The dictionary, Faclair na Gaidhlig, aims to document the history, development and usage of every single word in the language.
The Scottish Government gave £2 million to the project, managed by the Scottish Funding Council (SFC), in 2013 and has now invested £2.5 million in the next phase.
SFC said many students and Gaelic speakers rely on Edward Dwelly's Illustrated Gaelic English Dictionary, first published between 1901 and 1911, despite other resources being made available since then.
Sabhal Mor Ostaig, the national centre for Gaelic language and culture, on Skye, is working with Aberdeen, Edinburgh, Glasgow and Strathclyde universities on the comprehensive new dictionary.
Deputy First Minister John Swinney, said: "As minister with responsibility for Gaelic, I have been impressed by the work which has gone into this project to date and look forward to seeing it continue into its next phase."

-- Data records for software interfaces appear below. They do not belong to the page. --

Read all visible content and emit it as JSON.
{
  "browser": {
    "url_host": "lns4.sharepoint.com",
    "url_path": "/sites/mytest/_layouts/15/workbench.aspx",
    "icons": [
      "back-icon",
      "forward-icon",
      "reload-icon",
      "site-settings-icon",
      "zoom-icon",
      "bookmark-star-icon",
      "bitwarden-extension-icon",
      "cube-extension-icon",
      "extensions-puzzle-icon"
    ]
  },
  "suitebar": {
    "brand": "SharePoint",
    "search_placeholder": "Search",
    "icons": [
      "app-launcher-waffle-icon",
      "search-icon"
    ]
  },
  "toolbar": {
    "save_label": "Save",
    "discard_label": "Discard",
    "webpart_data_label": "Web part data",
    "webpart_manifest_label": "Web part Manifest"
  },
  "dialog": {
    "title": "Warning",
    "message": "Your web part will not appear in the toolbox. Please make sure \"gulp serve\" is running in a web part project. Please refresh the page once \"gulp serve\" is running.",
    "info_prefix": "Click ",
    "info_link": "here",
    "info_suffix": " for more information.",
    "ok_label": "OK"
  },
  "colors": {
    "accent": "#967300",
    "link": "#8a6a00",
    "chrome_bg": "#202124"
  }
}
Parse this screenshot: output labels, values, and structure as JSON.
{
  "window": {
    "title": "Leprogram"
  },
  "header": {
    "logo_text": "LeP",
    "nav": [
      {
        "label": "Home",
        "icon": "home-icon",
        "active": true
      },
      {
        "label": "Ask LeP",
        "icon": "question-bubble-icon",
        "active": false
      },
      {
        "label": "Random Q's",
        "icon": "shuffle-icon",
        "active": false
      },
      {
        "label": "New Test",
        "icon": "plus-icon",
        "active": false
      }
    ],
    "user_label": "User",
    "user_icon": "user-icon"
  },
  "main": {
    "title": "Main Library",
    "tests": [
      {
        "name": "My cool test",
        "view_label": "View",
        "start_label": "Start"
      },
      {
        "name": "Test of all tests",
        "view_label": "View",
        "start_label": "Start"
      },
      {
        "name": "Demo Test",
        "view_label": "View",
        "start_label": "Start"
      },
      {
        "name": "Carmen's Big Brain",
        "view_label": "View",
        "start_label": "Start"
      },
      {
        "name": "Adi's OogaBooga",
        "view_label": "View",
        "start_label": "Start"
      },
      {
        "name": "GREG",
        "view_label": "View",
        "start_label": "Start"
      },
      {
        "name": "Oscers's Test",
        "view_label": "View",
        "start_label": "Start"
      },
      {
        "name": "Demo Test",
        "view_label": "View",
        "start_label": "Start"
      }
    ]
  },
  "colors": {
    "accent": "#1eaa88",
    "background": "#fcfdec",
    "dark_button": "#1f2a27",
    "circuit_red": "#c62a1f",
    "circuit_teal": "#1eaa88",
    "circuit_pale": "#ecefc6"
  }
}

He added: "This kind of collaboration will support our commitment to the Gaelic language and ensure it has a sustainable future in Scotland."
SFC interim chief executive John Kemp said: "The new dictionary will go beyond language and into Gaelic culture and heritage.
"It will fuel the growth and expansion of Gaelic education at all ages and stages.
"As well as its relevance to today's speakers and students of Gaelic, Faclair na Gaidhlig will be an important resource for many generations to come."